I have this love of history and tend to retain facts that most people wouldn't give a second thought. I also have this obsession with knowing strange facts and the nuggets of history that are not well known- especially about South Carolina. That is one reason I love reason I love reading Sherman Carmichael books.
Legends and Lore of South Carolina ($16.99 Arcadia Press) is one of those books that grabbed my attention and took me back in time. Since I have spent almost all of my life in South Carolina, I have had the opportunity to see so many traditions and this book gives a new look at many of these traditions, like the Gullah blue bottle trees.

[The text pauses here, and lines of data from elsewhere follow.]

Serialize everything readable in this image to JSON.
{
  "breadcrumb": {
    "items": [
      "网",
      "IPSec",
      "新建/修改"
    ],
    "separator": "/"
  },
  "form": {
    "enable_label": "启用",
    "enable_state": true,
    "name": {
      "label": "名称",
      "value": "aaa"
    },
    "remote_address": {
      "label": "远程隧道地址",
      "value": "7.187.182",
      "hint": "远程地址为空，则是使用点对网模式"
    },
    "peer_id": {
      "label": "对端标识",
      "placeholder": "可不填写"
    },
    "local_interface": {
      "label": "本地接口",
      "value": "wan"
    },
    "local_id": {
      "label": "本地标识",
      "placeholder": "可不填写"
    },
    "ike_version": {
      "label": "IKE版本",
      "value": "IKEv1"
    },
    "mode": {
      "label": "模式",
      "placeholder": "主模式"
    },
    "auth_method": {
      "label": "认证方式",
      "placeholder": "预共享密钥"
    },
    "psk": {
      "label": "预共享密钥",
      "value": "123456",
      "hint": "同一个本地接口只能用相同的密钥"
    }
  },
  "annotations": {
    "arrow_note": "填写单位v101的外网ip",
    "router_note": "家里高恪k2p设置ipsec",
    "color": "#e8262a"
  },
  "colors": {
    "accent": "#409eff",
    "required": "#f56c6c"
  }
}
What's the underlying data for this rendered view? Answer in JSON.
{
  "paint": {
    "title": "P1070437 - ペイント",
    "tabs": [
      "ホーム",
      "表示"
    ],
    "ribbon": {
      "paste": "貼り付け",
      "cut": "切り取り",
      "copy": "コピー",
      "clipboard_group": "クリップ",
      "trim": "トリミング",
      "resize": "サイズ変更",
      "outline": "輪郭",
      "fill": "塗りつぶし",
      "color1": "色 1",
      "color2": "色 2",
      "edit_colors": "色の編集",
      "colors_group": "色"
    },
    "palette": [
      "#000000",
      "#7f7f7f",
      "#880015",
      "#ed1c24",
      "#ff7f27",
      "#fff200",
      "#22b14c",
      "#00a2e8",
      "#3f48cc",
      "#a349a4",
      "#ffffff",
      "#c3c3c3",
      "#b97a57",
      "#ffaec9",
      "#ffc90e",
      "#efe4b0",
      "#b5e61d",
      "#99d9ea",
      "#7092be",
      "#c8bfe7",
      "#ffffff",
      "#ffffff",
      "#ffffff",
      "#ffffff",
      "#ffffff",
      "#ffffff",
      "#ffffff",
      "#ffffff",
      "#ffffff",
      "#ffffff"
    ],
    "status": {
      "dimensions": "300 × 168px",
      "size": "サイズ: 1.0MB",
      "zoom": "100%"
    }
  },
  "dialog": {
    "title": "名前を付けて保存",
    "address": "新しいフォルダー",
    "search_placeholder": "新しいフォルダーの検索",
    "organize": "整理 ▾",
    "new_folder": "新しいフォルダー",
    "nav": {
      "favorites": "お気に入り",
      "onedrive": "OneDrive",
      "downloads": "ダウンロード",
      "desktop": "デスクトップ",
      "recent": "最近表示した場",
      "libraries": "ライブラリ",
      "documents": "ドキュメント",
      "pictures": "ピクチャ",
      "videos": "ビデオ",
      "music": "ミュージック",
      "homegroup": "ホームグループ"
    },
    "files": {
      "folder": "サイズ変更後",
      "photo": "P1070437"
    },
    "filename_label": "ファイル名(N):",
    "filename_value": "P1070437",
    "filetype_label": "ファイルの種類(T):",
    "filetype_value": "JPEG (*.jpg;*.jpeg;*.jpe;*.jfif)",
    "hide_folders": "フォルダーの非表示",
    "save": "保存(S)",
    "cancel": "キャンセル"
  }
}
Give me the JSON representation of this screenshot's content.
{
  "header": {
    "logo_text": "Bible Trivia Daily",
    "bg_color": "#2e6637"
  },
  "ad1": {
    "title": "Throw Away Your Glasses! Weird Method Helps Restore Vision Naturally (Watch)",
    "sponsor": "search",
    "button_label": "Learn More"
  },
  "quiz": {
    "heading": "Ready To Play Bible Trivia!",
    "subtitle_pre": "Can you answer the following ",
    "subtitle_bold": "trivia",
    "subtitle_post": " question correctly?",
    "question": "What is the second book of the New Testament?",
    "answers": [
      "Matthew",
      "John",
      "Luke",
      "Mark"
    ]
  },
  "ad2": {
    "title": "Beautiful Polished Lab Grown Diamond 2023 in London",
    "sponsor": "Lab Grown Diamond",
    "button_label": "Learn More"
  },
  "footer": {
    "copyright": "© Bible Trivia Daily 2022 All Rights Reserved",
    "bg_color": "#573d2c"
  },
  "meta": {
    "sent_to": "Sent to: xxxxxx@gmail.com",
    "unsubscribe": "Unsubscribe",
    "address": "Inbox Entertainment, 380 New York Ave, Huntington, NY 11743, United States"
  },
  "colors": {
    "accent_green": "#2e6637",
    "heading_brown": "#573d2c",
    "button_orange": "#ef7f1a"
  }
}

I am from Beaufort, lived most of my life in the upstate, and attended Winthrop University. All of these places have deep and beautiful history that you can see by exploring the beauty they hold. Apart from that, there is always something a little darker going on. These places are no exception. I have been interested in these things since a young age and love that this book expands on the stories I have heard and adds more to my knowledge. This has become a staple in my library and I refer to it often.

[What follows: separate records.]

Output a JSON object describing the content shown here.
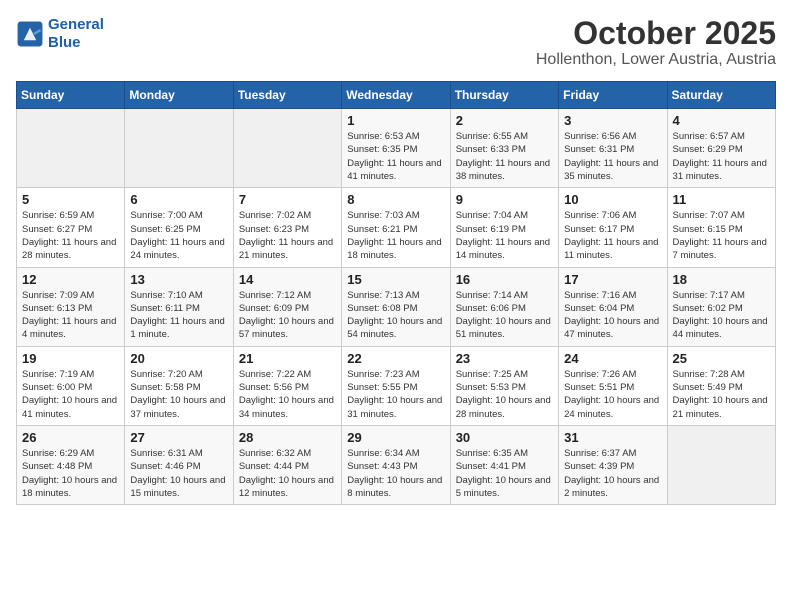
{
  "logo": {
    "line1": "General",
    "line2": "Blue"
  },
  "title": "October 2025",
  "location": "Hollenthon, Lower Austria, Austria",
  "weekdays": [
    "Sunday",
    "Monday",
    "Tuesday",
    "Wednesday",
    "Thursday",
    "Friday",
    "Saturday"
  ],
  "weeks": [
    [
      {
        "day": "",
        "info": ""
      },
      {
        "day": "",
        "info": ""
      },
      {
        "day": "",
        "info": ""
      },
      {
        "day": "1",
        "info": "Sunrise: 6:53 AM\nSunset: 6:35 PM\nDaylight: 11 hours and 41 minutes."
      },
      {
        "day": "2",
        "info": "Sunrise: 6:55 AM\nSunset: 6:33 PM\nDaylight: 11 hours and 38 minutes."
      },
      {
        "day": "3",
        "info": "Sunrise: 6:56 AM\nSunset: 6:31 PM\nDaylight: 11 hours and 35 minutes."
      },
      {
        "day": "4",
        "info": "Sunrise: 6:57 AM\nSunset: 6:29 PM\nDaylight: 11 hours and 31 minutes."
      }
    ],
    [
      {
        "day": "5",
        "info": "Sunrise: 6:59 AM\nSunset: 6:27 PM\nDaylight: 11 hours and 28 minutes."
      },
      {
        "day": "6",
        "info": "Sunrise: 7:00 AM\nSunset: 6:25 PM\nDaylight: 11 hours and 24 minutes."
      },
      {
        "day": "7",
        "info": "Sunrise: 7:02 AM\nSunset: 6:23 PM\nDaylight: 11 hours and 21 minutes."
      },
      {
        "day": "8",
        "info": "Sunrise: 7:03 AM\nSunset: 6:21 PM\nDaylight: 11 hours and 18 minutes."
      },
      {
        "day": "9",
        "info": "Sunrise: 7:04 AM\nSunset: 6:19 PM\nDaylight: 11 hours and 14 minutes."
      },
      {
        "day": "10",
        "info": "Sunrise: 7:06 AM\nSunset: 6:17 PM\nDaylight: 11 hours and 11 minutes."
      },
      {
        "day": "11",
        "info": "Sunrise: 7:07 AM\nSunset: 6:15 PM\nDaylight: 11 hours and 7 minutes."
      }
    ],
    [
      {
        "day": "12",
        "info": "Sunrise: 7:09 AM\nSunset: 6:13 PM\nDaylight: 11 hours and 4 minutes."
      },
      {
        "day": "13",
        "info": "Sunrise: 7:10 AM\nSunset: 6:11 PM\nDaylight: 11 hours and 1 minute."
      },
      {
        "day": "14",
        "info": "Sunrise: 7:12 AM\nSunset: 6:09 PM\nDaylight: 10 hours and 57 minutes."
      },
      {
        "day": "15",
        "info": "Sunrise: 7:13 AM\nSunset: 6:08 PM\nDaylight: 10 hours and 54 minutes."
      },
      {
        "day": "16",
        "info": "Sunrise: 7:14 AM\nSunset: 6:06 PM\nDaylight: 10 hours and 51 minutes."
      },
      {
        "day": "17",
        "info": "Sunrise: 7:16 AM\nSunset: 6:04 PM\nDaylight: 10 hours and 47 minutes."
      },
      {
        "day": "18",
        "info": "Sunrise: 7:17 AM\nSunset: 6:02 PM\nDaylight: 10 hours and 44 minutes."
      }
    ],
    [
      {
        "day": "19",
        "info": "Sunrise: 7:19 AM\nSunset: 6:00 PM\nDaylight: 10 hours and 41 minutes."
      },
      {
        "day": "20",
        "info": "Sunrise: 7:20 AM\nSunset: 5:58 PM\nDaylight: 10 hours and 37 minutes."
      },
      {
        "day": "21",
        "info": "Sunrise: 7:22 AM\nSunset: 5:56 PM\nDaylight: 10 hours and 34 minutes."
      },
      {
        "day": "22",
        "info": "Sunrise: 7:23 AM\nSunset: 5:55 PM\nDaylight: 10 hours and 31 minutes."
      },
      {
        "day": "23",
        "info": "Sunrise: 7:25 AM\nSunset: 5:53 PM\nDaylight: 10 hours and 28 minutes."
      },
      {
        "day": "24",
        "info": "Sunrise: 7:26 AM\nSunset: 5:51 PM\nDaylight: 10 hours and 24 minutes."
      },
      {
        "day": "25",
        "info": "Sunrise: 7:28 AM\nSunset: 5:49 PM\nDaylight: 10 hours and 21 minutes."
      }
    ],
    [
      {
        "day": "26",
        "info": "Sunrise: 6:29 AM\nSunset: 4:48 PM\nDaylight: 10 hours and 18 minutes."
      },
      {
        "day": "27",
        "info": "Sunrise: 6:31 AM\nSunset: 4:46 PM\nDaylight: 10 hours and 15 minutes."
      },
      {
        "day": "28",
        "info": "Sunrise: 6:32 AM\nSunset: 4:44 PM\nDaylight: 10 hours and 12 minutes."
      },
      {
        "day": "29",
        "info": "Sunrise: 6:34 AM\nSunset: 4:43 PM\nDaylight: 10 hours and 8 minutes."
      },
      {
        "day": "30",
        "info": "Sunrise: 6:35 AM\nSunset: 4:41 PM\nDaylight: 10 hours and 5 minutes."
      },
      {
        "day": "31",
        "info": "Sunrise: 6:37 AM\nSunset: 4:39 PM\nDaylight: 10 hours and 2 minutes."
      },
      {
        "day": "",
        "info": ""
      }
    ]
  ]
}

This new collection of eighty strange and unusual South Carolina legends is rooted in the state's deep history. Some originated centuries ago, such as the Agnes of Glasgow story in Camden and that of the ghostly dwarf jester Gauche, said to haunt a Beaufort mansion. Certain places hold secrets from different eras, including White Wolf Road in Blacksburg and the state's numerous historic cemeteries like the one at Salem Black River Church in Mayesville. These pages also contain simple explanations for local lore, like the Gullah tradition behind blue bottle trees that still decorate Carolina gardens today. These and many more crowd-pleasing yarns can be found in this volume from the desk of master storyteller, author and researcher Sherman Carmichael.